I have a different take on Mayor Junjun Binay’s insistence on passing through a no-exit gate on his way out of an exclusive Makati village.
By Josemaria A. Bassig
Nothing can prepare the uninitiated for Manila’s public transport system. Day in and day out, millions of people crowding this haphazardly planned metropolis cram themselves inside jeepneys, buses and trains, enduring a daily defiance of science’s “matter cannot occupy space at the same time and place.”
By Neal H. Cruz
Commuting in Manila has been a breeze in the last four days since the city imposed the expanded truck ban. The drive from Quezon City to Manila, which used to take me almost two hours, now takes less than an hour. My route crosses some of the streets used by the trucks in going to and from Port Area. If you ask the commuters their opinion on the truck ban, they would say that it is heaven-sent. But if you ask the truckers, they will say that it is evil itself.
With monstrous traffic jams expected to hit Metro Manila as a result of the construction of several major road projects, I am reviving my suggestion for a “four-day work week,” cum one additional day-off applied alternatively or on a staggered basis in various areas in Metro Manila on an experimental basis. For instance, offices in Quezon City, Las Piñas and Manila will have no work on Mondays; Pasay, Taguig and Caloocan on Tuesdays; Mandaluyong, Muntinlupa and Parañaque on Wednesdays; San Juan, Pasig and Makati on Thursdays. The combination of the cities or areas in the alternating arrangement of the additional day-off will depend on population or traffic conditions, as determined and recommended by the Metropolitan Manila Development Authority.
I am often invited to attend medical meetings sponsored by pharmaceutical companies held in plush hotels or restaurants in Metro Manila. I enjoy attending such meetings where I get to listen to well-known experts lecturing on the latest concepts about drugs or diseases. Aside from the sumptuous dinner that precedes the lectures, I get to exchange small talk with fellow doctors and, of course, interact with the lecturers in the open forum.
By Neal H. Cruz

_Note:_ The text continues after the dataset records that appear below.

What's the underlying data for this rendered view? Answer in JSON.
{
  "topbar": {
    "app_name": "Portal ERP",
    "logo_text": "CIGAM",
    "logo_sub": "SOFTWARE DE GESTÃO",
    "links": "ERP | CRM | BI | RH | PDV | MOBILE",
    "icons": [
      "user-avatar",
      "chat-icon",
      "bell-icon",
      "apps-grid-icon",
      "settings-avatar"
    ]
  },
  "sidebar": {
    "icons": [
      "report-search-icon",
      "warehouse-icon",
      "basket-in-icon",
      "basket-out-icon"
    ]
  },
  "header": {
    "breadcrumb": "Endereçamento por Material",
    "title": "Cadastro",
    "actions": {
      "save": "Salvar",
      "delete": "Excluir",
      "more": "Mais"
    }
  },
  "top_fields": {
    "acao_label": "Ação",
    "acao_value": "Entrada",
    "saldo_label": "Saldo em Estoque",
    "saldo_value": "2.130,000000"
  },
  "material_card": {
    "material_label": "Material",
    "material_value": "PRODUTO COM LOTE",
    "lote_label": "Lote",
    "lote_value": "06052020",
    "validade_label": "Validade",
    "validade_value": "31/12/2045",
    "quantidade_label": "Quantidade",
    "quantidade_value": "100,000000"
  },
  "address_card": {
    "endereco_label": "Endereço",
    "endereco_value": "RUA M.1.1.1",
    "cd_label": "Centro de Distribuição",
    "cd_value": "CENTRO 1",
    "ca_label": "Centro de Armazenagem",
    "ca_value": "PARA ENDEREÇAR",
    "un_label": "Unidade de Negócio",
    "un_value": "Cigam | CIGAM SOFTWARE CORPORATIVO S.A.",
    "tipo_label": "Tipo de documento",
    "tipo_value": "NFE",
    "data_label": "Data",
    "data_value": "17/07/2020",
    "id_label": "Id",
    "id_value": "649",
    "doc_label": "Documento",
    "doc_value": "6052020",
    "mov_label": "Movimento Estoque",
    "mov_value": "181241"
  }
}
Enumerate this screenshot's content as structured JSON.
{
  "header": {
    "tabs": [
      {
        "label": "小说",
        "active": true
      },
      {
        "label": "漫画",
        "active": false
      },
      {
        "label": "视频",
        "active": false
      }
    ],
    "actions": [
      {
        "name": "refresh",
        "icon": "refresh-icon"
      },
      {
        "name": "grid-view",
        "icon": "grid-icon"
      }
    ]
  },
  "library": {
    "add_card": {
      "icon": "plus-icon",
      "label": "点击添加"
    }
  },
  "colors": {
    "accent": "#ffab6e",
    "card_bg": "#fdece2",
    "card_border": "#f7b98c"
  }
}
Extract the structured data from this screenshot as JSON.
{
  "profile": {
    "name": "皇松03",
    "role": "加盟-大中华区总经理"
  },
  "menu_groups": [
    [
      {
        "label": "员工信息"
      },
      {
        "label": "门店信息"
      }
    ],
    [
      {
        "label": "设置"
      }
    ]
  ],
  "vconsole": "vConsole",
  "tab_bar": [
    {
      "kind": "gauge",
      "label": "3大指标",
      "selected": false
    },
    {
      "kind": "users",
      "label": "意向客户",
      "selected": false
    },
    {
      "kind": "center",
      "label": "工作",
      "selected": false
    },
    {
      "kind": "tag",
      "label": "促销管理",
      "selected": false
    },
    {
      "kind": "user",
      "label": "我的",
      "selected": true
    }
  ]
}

Out of curiosity, I went to the provincial-bus terminal in Parañaque on its opening day and, as is usual in such cases, there were opening-day blues.
By Neal H. Cruz
The “experiment” being implemented by Mayor Joseph Estrada and his traffic czar, Vice Mayor Isko Moreno, to ease traffic congestion in Manila has drawn a lot of flak from bus operators and drivers, commuters, and the Land Transportation Franchising and Regulatory Board. But it is only because they are being forced to give up their [...]
We, Alliance of Health Workers members in different hospitals, oppose the plan of Mayor Joseph Estrada to close some city hospitals in Manila, “to lower government expenses and save money.”
“Gates of hell.” Thus a character in Dan Brown’s latest fiction, “Inferno,” described Manila. Brown, as widely known, is the author of the bestselling novel “The Da Vinci Code,” which also became a box-office movie starring Tom Hanks.